Showing up Authentically
In working with leaders over the years, specifically in relation to speaking and using their voices authentically, consistency becomes a key factor. We work to encourage internal and external consistency, getting what is seen and heard on the outside, consistent with what is felt and experienced on the inside. If you, as a leader, don’t like what is on the inside, don’t feel it is becoming of a leader of people or an enterprise, change it. So often, we are taught directly, or indirectly to mask what is really going on, what we actually feel, or even think. In politics, particularly in the UK, the whole concept of “spin” has become accepted as the norm. We now hire “spin doctors” to massage and shape our messages to avoid realness and truth. This is not to say that some messages benefit from preparation and shaping. It is when the shaping is designed to conceal or shift the truth that there is a problem. I bring up “spin” to indicate just how far we’ve gone with planned in-authenticity. We would like to help reverse this.
Our Purpose with Authenticity
This isn’t, however, a political article! The purpose of our work is to empower individuals to bring more of themselves into their work and messages, to bring more consistency with who they are on the inside, with what people experience on the outside.

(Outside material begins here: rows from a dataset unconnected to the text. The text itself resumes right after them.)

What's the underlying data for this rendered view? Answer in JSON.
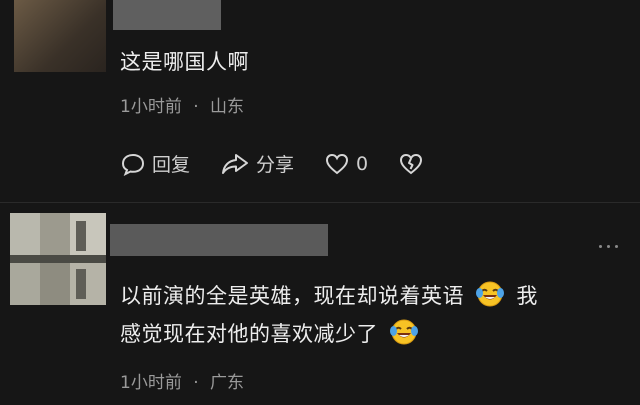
{
  "comment1": {
    "text": "这是哪国人啊",
    "time": "1小时前",
    "location": "山东",
    "separator": "·"
  },
  "actions": {
    "reply_label": "回复",
    "share_label": "分享",
    "like_count": "0"
  },
  "comment2": {
    "text_line1": "以前演的全是英雄，现在却说着英语",
    "text_line1b": "我",
    "text_line2": "感觉现在对他的喜欢减少了",
    "time": "1小时前",
    "location": "广东",
    "separator": "·"
  },
  "icons": {
    "reply": "comment-bubble-icon",
    "share": "share-arrow-icon",
    "like": "heart-icon",
    "dislike": "broken-heart-icon",
    "emoji": "laughing-tears-emoji",
    "more": "more-dots-icon"
  }
}
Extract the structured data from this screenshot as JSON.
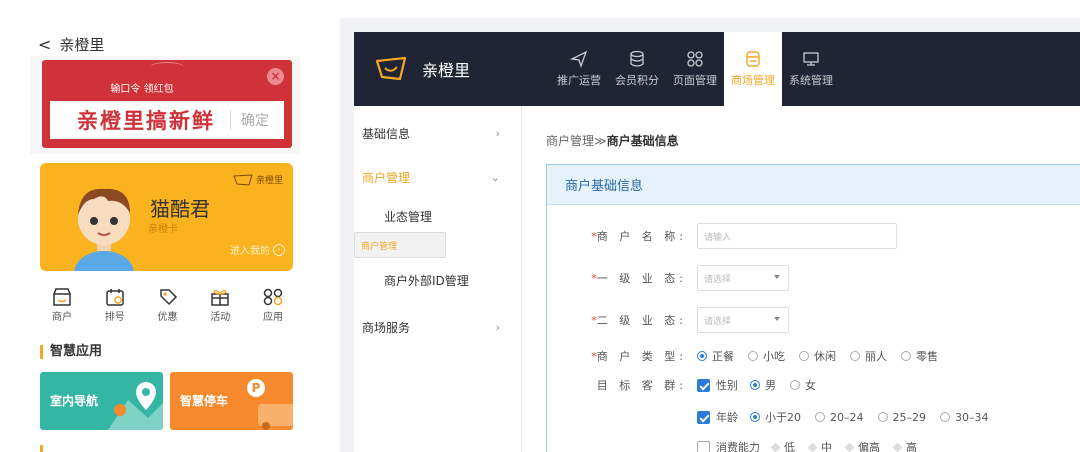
{
  "phone": {
    "title": "亲橙里",
    "back_icon": "chevron-left-icon",
    "promo": {
      "subtitle": "输口令 领红包",
      "code": "亲橙里搞新鲜",
      "confirm": "确定",
      "close_icon": "close-icon"
    },
    "member": {
      "name": "猫酷君",
      "card": "亲橙卡",
      "brand": "亲橙里",
      "enter": "进入我的",
      "enter_icon": "arrow-right-circle-icon"
    },
    "quick_links": [
      {
        "label": "商户",
        "icon": "shop-icon"
      },
      {
        "label": "排号",
        "icon": "queue-icon"
      },
      {
        "label": "优惠",
        "icon": "coupon-icon"
      },
      {
        "label": "活动",
        "icon": "gift-icon"
      },
      {
        "label": "应用",
        "icon": "apps-icon"
      }
    ],
    "section_title": "智慧应用",
    "tiles": [
      {
        "label": "室内导航",
        "color": "#35b6a5"
      },
      {
        "label": "智慧停车",
        "color": "#f6882e"
      }
    ]
  },
  "admin": {
    "brand": "亲橙里",
    "tabs": [
      {
        "label": "推广运营",
        "icon": "send-icon",
        "active": false
      },
      {
        "label": "会员积分",
        "icon": "database-icon",
        "active": false
      },
      {
        "label": "页面管理",
        "icon": "grid-icon",
        "active": false
      },
      {
        "label": "商场管理",
        "icon": "store-icon",
        "active": true
      },
      {
        "label": "系统管理",
        "icon": "monitor-icon",
        "active": false
      }
    ],
    "sidebar": {
      "items": [
        {
          "label": "基础信息",
          "arrow": "›"
        },
        {
          "label": "商户管理",
          "arrow": "⌄"
        },
        {
          "label": "商场服务",
          "arrow": "›"
        }
      ],
      "sub_items": [
        "业态管理",
        "商户管理",
        "商户外部ID管理"
      ]
    },
    "breadcrumb": {
      "parent": "商户管理≫",
      "current": "商户基础信息"
    },
    "panel_title": "商户基础信息",
    "form": {
      "name_label": "商 户 名 称:",
      "name_placeholder": "请输入",
      "level1_label": "一 级 业 态:",
      "level1_placeholder": "请选择",
      "level2_label": "二 级 业 态:",
      "level2_placeholder": "请选择",
      "type_label": "商 户 类 型:",
      "type_options": [
        "正餐",
        "小吃",
        "休闲",
        "丽人",
        "零售"
      ],
      "type_selected": "正餐",
      "target_label": "目 标 客 群:",
      "gender_label": "性别",
      "gender_options": [
        "男",
        "女"
      ],
      "age_label": "年龄",
      "age_options": [
        "小于20",
        "20–24",
        "25–29",
        "30–34"
      ],
      "spend_label": "消费能力",
      "spend_options": [
        "低",
        "中",
        "偏高",
        "高"
      ],
      "required_mark": "*"
    },
    "colors": {
      "accent": "#f5a623",
      "primary": "#2b7bd8",
      "topbar": "#1f2534"
    }
  }
}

Our experience is that as we grow and are shaped through school, culture, business and organisational life, we learn to cover attributes, emotions and values that are powerful and meaningful. In many cases, we are no longer aware they even exist. Bringing them out brings out our powerful, authentic selves. This in turn leaves people with a clean and memorable experience of who we are, what we stand for and what future we are trying to create.
We’ve made a few key points on authenticity, in summary:
- Authenticity is not complex. It simply means genuine, the real thing, something that is true. You get what it says on the package.
- While simple in definition, authenticity is not so easy to determine or find. Fortunately, when it comes to people, our intuition picks it up, sending us a strong or subtle message.
- Being authentic, whether it is a piece of art or a leader, doesn’t’ mean we will like what we see, hear, get. There may be other attributes that come with the object of our attention that do not fit with our views, beliefs or values. The phrase “I don’t like her but at least she is honest” is an example of how this plays out in our language.
- Being authentic is primarily a job of becoming consistent. Getting your internal self and external self aligned in speaking, behaving and being. If we don’t like what we see on the inside, don’t feel it right for who we want to be, then change it.
- Our purpose is to bring out the powerful authentic self that stands beneath, often buried by layers of cultural shaping, be it from school, family, work or general society, back to the surface, out in the foreground. This authentic self stands openly for his or her values, expresses powerfully with the emotions present and engages other in doing so, in a future they are trying to create.